Tips on Discussing Drugs and Alcohol with Teens

There are specific topics that parents find hard to discuss with their teenagers, such as drugs and alcohol addiction. As parents, there is no pro-forma approach to discussing sensitive topics with your kids because every child is unique and their reaction will be different from one another. Here are some tips to help you discuss the subject positively and productively.

discussing drugs and alcohol

Let your teens express themselves and talk to you
about the things that are important to them.

Be Prepared to Answer Questions

When you talk to your kids about drugs and alcohol, expect a lot of questions to be raised. Learn the different kinds of drugs, their street names and their effects – long term and short term. You have to realize that some drugs available during your younger years may not be the same as the ones being abused by teens now. Teens will likely be curious and ask about your experience with drugs and alcohol, and how you will handle this is up to you. Though it is important that you are truthful with teens, it might be better to keep some things in private for now.

Engage Teens with Questions

Ask your teenager what they know about drug and alcohol addiction. Study show that about half of high school students claim to have at least one friend who abuses substances such as ecstacy, cocaine and meth. Talk to them about their friends and encourage them to talk to their friend involved in drugs. There is a good chance that your teen has been offered drugs on some occasion and on how they have handled the situation.

Brace Yourself

Crossing your fingers, you won’t have to hear your teen’s confession about drug and alcohol use, but if they do confide about experimenting it is very important that you stay calm. Freaking out, yelling and lecturing them will only end the conversation and probably wedge your relationship with them. If they do trust you enough to talk about something grave as this, it is a good thing – you have an honest and open communication between you. However, you should also calmly bring up the consequences of their action. Be realistic and discuss about the legal, financial and relationship trouble that may arise from such experimentation. Gently remind them that this can lead to addiction and that addicts struggle with all aspect of their life and often end up being broke or in prison.

Do Your Best to Listen

If possible, listen to them and do not interrupt them when they talk about drugs and alcohol, school stress and friends. Let your teens express themselves and talk to you about the things that are important to them.
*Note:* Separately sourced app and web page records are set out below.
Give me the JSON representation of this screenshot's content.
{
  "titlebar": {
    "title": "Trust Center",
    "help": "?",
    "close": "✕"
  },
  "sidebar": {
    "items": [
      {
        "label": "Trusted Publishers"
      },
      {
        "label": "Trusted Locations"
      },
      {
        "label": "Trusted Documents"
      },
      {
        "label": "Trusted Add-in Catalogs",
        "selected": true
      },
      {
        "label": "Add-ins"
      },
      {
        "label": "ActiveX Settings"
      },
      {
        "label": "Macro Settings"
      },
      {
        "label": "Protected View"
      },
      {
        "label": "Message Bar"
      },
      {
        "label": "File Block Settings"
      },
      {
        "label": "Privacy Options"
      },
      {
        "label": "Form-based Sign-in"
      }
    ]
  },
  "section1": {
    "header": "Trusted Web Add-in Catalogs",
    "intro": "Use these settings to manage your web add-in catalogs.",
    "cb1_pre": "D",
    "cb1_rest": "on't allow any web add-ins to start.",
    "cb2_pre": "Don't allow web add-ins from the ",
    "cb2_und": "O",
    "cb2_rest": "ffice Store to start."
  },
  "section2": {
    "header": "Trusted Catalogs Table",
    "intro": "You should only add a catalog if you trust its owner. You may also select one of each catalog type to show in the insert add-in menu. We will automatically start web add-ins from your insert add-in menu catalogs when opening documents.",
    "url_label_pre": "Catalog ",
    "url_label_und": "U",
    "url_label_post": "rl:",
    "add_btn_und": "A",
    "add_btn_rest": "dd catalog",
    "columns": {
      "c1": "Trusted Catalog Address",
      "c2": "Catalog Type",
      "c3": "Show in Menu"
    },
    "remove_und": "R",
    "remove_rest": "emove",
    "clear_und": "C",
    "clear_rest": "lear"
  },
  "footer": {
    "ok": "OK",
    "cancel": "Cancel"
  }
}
Avoid giving advice unless they ask for it. Teenagers oftentimes hear advice as a lecture or you telling them what to do. Listen, encourage and let them know that you will always be there for them.

Image Credit:
StockImages – FreeDigitalPhotos.Net


  1. Angeline Tan says:

    Hi Rossel,

    Thanks for your insights. My son will soon step into High School and I am rather worried about it. Not that he lacked guidance, in fact my husband and I have been giving our son appropriate attention, particularly when it comes to school matters. I’m just a bit worried as I know that HS tends to be ones wildest days.

    Again, thanks for your advice.

Speak Your Mind